- _Task objective_: Check every line below for the string "building", and copy the lines that contain it.

- _Input records_:
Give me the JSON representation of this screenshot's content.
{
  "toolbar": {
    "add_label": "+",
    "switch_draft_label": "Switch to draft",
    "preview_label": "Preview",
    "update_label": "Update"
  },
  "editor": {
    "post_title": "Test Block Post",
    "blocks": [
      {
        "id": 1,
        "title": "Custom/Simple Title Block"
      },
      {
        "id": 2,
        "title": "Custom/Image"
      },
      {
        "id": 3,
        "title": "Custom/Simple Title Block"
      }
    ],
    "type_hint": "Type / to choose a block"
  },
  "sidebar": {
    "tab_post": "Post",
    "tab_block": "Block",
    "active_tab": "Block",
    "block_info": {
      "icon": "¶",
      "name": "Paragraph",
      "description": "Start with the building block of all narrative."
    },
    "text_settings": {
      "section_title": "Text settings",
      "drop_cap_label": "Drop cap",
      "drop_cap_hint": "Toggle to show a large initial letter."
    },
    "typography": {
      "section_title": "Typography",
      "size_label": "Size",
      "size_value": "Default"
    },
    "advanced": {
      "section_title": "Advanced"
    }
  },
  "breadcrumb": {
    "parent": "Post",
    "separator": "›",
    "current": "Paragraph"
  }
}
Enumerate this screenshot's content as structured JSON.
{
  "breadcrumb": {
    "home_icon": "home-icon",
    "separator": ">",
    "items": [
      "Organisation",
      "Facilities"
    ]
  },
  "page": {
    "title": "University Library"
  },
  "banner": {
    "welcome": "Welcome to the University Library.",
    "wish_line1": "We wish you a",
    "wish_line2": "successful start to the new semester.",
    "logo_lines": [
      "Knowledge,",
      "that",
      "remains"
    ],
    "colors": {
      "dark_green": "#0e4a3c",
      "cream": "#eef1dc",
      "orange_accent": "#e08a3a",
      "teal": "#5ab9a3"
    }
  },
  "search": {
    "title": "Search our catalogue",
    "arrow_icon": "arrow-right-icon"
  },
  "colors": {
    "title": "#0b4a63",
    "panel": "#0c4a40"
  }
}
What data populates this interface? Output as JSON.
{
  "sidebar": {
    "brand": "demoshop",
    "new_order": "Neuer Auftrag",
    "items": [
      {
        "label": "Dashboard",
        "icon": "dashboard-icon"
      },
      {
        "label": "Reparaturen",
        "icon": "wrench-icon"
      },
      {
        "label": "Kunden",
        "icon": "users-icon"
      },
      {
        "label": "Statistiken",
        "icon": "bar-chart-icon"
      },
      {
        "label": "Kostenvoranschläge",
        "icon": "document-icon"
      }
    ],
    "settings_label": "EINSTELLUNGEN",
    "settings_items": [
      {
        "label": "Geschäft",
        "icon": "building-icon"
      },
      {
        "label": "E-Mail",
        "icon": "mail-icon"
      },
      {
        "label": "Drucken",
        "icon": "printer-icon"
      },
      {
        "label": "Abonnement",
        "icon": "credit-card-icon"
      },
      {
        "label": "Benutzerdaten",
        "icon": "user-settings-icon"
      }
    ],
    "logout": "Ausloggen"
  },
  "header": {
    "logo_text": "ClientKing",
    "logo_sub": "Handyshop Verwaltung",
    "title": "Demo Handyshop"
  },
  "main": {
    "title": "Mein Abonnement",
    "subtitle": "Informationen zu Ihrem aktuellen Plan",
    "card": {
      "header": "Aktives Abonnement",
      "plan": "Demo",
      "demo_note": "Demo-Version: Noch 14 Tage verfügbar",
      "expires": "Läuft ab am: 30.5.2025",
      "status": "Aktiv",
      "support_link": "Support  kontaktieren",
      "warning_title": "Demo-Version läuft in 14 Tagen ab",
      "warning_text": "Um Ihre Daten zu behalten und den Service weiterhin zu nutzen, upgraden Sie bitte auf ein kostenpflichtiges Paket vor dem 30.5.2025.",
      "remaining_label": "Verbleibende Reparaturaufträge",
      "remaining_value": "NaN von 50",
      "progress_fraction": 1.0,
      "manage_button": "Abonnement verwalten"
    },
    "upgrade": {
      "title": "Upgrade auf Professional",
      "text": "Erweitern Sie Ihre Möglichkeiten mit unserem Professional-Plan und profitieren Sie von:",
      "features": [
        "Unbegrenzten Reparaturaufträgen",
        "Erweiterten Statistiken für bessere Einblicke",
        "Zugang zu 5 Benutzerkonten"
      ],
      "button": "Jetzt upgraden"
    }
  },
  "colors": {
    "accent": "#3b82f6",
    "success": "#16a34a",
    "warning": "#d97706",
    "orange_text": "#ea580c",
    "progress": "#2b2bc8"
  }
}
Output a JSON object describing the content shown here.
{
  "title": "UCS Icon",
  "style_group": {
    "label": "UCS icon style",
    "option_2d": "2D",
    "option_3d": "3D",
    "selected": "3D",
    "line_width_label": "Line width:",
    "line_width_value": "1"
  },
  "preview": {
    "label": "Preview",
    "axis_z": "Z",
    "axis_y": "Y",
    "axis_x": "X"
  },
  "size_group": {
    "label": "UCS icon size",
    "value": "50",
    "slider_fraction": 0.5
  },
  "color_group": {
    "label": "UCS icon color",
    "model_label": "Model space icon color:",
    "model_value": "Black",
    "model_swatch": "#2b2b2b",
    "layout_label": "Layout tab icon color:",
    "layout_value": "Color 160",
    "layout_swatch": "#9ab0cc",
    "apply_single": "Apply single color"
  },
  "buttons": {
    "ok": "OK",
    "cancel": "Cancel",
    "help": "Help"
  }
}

- _Result_:
      "description": "Start with the building block of all narrative."
        "icon": "building-icon"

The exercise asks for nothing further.